[DATA FOR THIS EXERCISE]:

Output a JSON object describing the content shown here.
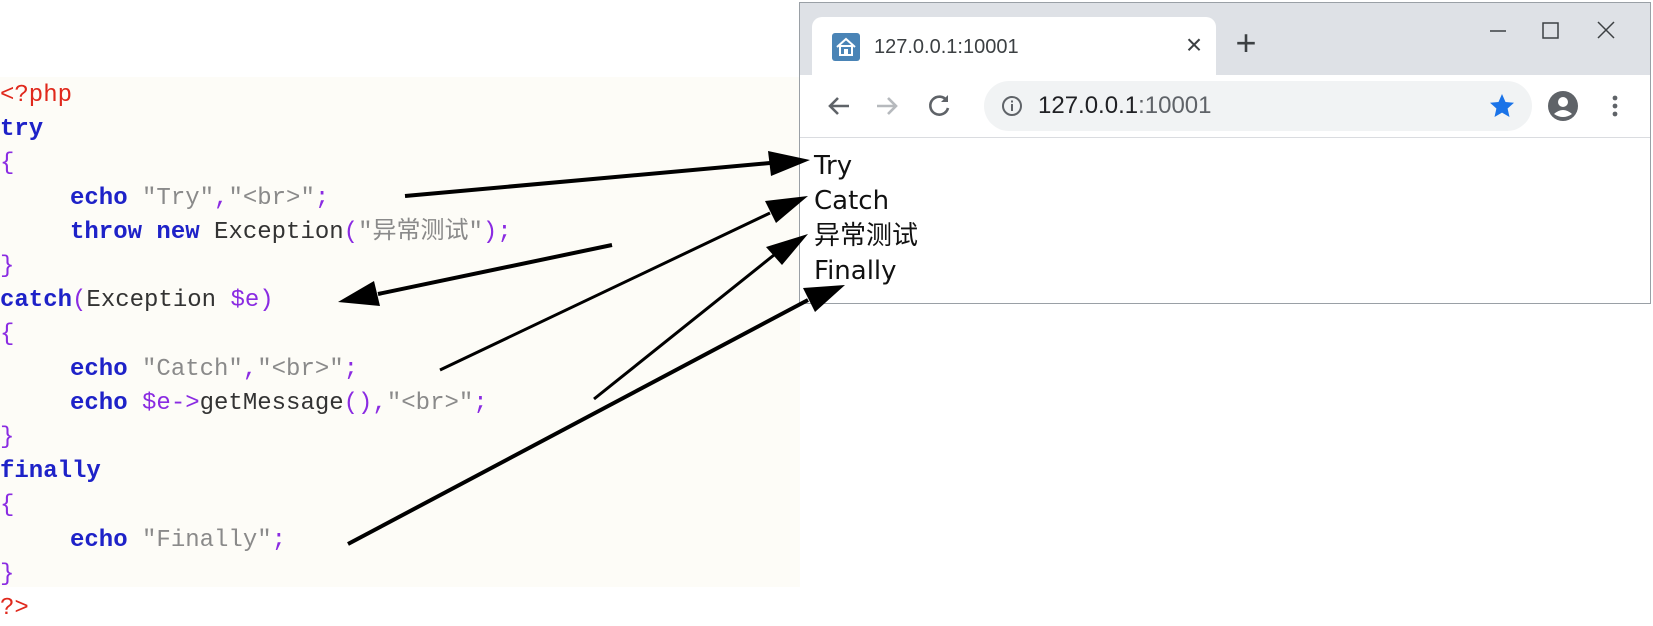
{
  "code": {
    "lines": [
      [
        {
          "t": "<?php",
          "c": "tag"
        }
      ],
      [
        {
          "t": "try",
          "c": "kw"
        }
      ],
      [
        {
          "t": "{",
          "c": "op"
        }
      ],
      [
        {
          "t": "echo",
          "c": "kw",
          "i": true
        },
        {
          "t": " ",
          "c": "id"
        },
        {
          "t": "\"Try\"",
          "c": "str"
        },
        {
          "t": ",",
          "c": "op"
        },
        {
          "t": "\"<br>\"",
          "c": "str"
        },
        {
          "t": ";",
          "c": "op"
        }
      ],
      [
        {
          "t": "throw",
          "c": "kw",
          "i": true
        },
        {
          "t": " ",
          "c": "id"
        },
        {
          "t": "new",
          "c": "kw"
        },
        {
          "t": " Exception",
          "c": "id"
        },
        {
          "t": "(",
          "c": "op"
        },
        {
          "t": "\"异常测试\"",
          "c": "str"
        },
        {
          "t": ");",
          "c": "op"
        }
      ],
      [
        {
          "t": "}",
          "c": "op"
        }
      ],
      [
        {
          "t": "catch",
          "c": "kw"
        },
        {
          "t": "(",
          "c": "op"
        },
        {
          "t": "Exception ",
          "c": "id"
        },
        {
          "t": "$e",
          "c": "op"
        },
        {
          "t": ")",
          "c": "op"
        }
      ],
      [
        {
          "t": "{",
          "c": "op"
        }
      ],
      [
        {
          "t": "echo",
          "c": "kw",
          "i": true
        },
        {
          "t": " ",
          "c": "id"
        },
        {
          "t": "\"Catch\"",
          "c": "str"
        },
        {
          "t": ",",
          "c": "op"
        },
        {
          "t": "\"<br>\"",
          "c": "str"
        },
        {
          "t": ";",
          "c": "op"
        }
      ],
      [
        {
          "t": "echo",
          "c": "kw",
          "i": true
        },
        {
          "t": " ",
          "c": "id"
        },
        {
          "t": "$e->",
          "c": "op"
        },
        {
          "t": "getMessage",
          "c": "id"
        },
        {
          "t": "(),",
          "c": "op"
        },
        {
          "t": "\"<br>\"",
          "c": "str"
        },
        {
          "t": ";",
          "c": "op"
        }
      ],
      [
        {
          "t": "}",
          "c": "op"
        }
      ],
      [
        {
          "t": "finally",
          "c": "kw"
        }
      ],
      [
        {
          "t": "{",
          "c": "op"
        }
      ],
      [
        {
          "t": "echo",
          "c": "kw",
          "i": true
        },
        {
          "t": " ",
          "c": "id"
        },
        {
          "t": "\"Finally\"",
          "c": "str"
        },
        {
          "t": ";",
          "c": "op"
        }
      ],
      [
        {
          "t": "}",
          "c": "op"
        }
      ],
      [
        {
          "t": "?>",
          "c": "tag"
        }
      ]
    ]
  },
  "browser": {
    "tab_title": "127.0.0.1:10001",
    "tab_close_label": "×",
    "new_tab_label": "+",
    "url_host": "127.0.0.1",
    "url_port": ":10001",
    "icons": {
      "favicon": "home-icon",
      "back": "arrow-left-icon",
      "forward": "arrow-right-icon",
      "reload": "reload-icon",
      "info": "info-icon",
      "bookmark": "star-icon",
      "profile": "account-icon",
      "menu": "kebab-menu-icon"
    },
    "colors": {
      "bookmark_star": "#1a73e8",
      "tabstrip": "#dee1e6",
      "favicon": "#4a84b6"
    },
    "output_lines": [
      "Try",
      "Catch",
      "异常测试",
      "Finally"
    ]
  },
  "arrows": [
    {
      "from": "echo \"Try\"",
      "to": "Try"
    },
    {
      "from": "throw new Exception(\"异常测试\")",
      "to": "catch(Exception $e)"
    },
    {
      "from": "echo \"Catch\"",
      "to": "Catch"
    },
    {
      "from": "echo $e->getMessage()",
      "to": "异常测试"
    },
    {
      "from": "echo \"Finally\"",
      "to": "Finally"
    }
  ]
}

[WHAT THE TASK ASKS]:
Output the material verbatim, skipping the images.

[PROBLEM SOLUTION]:
Output a JSON object describing the content shown here.
{
  "code": {
    "lines": [
      [
        {
          "t": "<?php",
          "c": "tag"
        }
      ],
      [
        {
          "t": "try",
          "c": "kw"
        }
      ],
      [
        {
          "t": "{",
          "c": "op"
        }
      ],
      [
        {
          "t": "echo",
          "c": "kw",
          "i": true
        },
        {
          "t": " ",
          "c": "id"
        },
        {
          "t": "\"Try\"",
          "c": "str"
        },
        {
          "t": ",",
          "c": "op"
        },
        {
          "t": "\"<br>\"",
          "c": "str"
        },
        {
          "t": ";",
          "c": "op"
        }
      ],
      [
        {
          "t": "throw",
          "c": "kw",
          "i": true
        },
        {
          "t": " ",
          "c": "id"
        },
        {
          "t": "new",
          "c": "kw"
        },
        {
          "t": " Exception",
          "c": "id"
        },
        {
          "t": "(",
          "c": "op"
        },
        {
          "t": "\"异常测试\"",
          "c": "str"
        },
        {
          "t": ");",
          "c": "op"
        }
      ],
      [
        {
          "t": "}",
          "c": "op"
        }
      ],
      [
        {
          "t": "catch",
          "c": "kw"
        },
        {
          "t": "(",
          "c": "op"
        },
        {
          "t": "Exception ",
          "c": "id"
        },
        {
          "t": "$e",
          "c": "op"
        },
        {
          "t": ")",
          "c": "op"
        }
      ],
      [
        {
          "t": "{",
          "c": "op"
        }
      ],
      [
        {
          "t": "echo",
          "c": "kw",
          "i": true
        },
        {
          "t": " ",
          "c": "id"
        },
        {
          "t": "\"Catch\"",
          "c": "str"
        },
        {
          "t": ",",
          "c": "op"
        },
        {
          "t": "\"<br>\"",
          "c": "str"
        },
        {
          "t": ";",
          "c": "op"
        }
      ],
      [
        {
          "t": "echo",
          "c": "kw",
          "i": true
        },
        {
          "t": " ",
          "c": "id"
        },
        {
          "t": "$e->",
          "c": "op"
        },
        {
          "t": "getMessage",
          "c": "id"
        },
        {
          "t": "(),",
          "c": "op"
        },
        {
          "t": "\"<br>\"",
          "c": "str"
        },
        {
          "t": ";",
          "c": "op"
        }
      ],
      [
        {
          "t": "}",
          "c": "op"
        }
      ],
      [
        {
          "t": "finally",
          "c": "kw"
        }
      ],
      [
        {
          "t": "{",
          "c": "op"
        }
      ],
      [
        {
          "t": "echo",
          "c": "kw",
          "i": true
        },
        {
          "t": " ",
          "c": "id"
        },
        {
          "t": "\"Finally\"",
          "c": "str"
        },
        {
          "t": ";",
          "c": "op"
        }
      ],
      [
        {
          "t": "}",
          "c": "op"
        }
      ],
      [
        {
          "t": "?>",
          "c": "tag"
        }
      ]
    ]
  },
  "browser": {
    "tab_title": "127.0.0.1:10001",
    "tab_close_label": "×",
    "new_tab_label": "+",
    "url_host": "127.0.0.1",
    "url_port": ":10001",
    "icons": {
      "favicon": "home-icon",
      "back": "arrow-left-icon",
      "forward": "arrow-right-icon",
      "reload": "reload-icon",
      "info": "info-icon",
      "bookmark": "star-icon",
      "profile": "account-icon",
      "menu": "kebab-menu-icon"
    },
    "colors": {
      "bookmark_star": "#1a73e8",
      "tabstrip": "#dee1e6",
      "favicon": "#4a84b6"
    },
    "output_lines": [
      "Try",
      "Catch",
      "异常测试",
      "Finally"
    ]
  },
  "arrows": [
    {
      "from": "echo \"Try\"",
      "to": "Try"
    },
    {
      "from": "throw new Exception(\"异常测试\")",
      "to": "catch(Exception $e)"
    },
    {
      "from": "echo \"Catch\"",
      "to": "Catch"
    },
    {
      "from": "echo $e->getMessage()",
      "to": "异常测试"
    },
    {
      "from": "echo \"Finally\"",
      "to": "Finally"
    }
  ]
}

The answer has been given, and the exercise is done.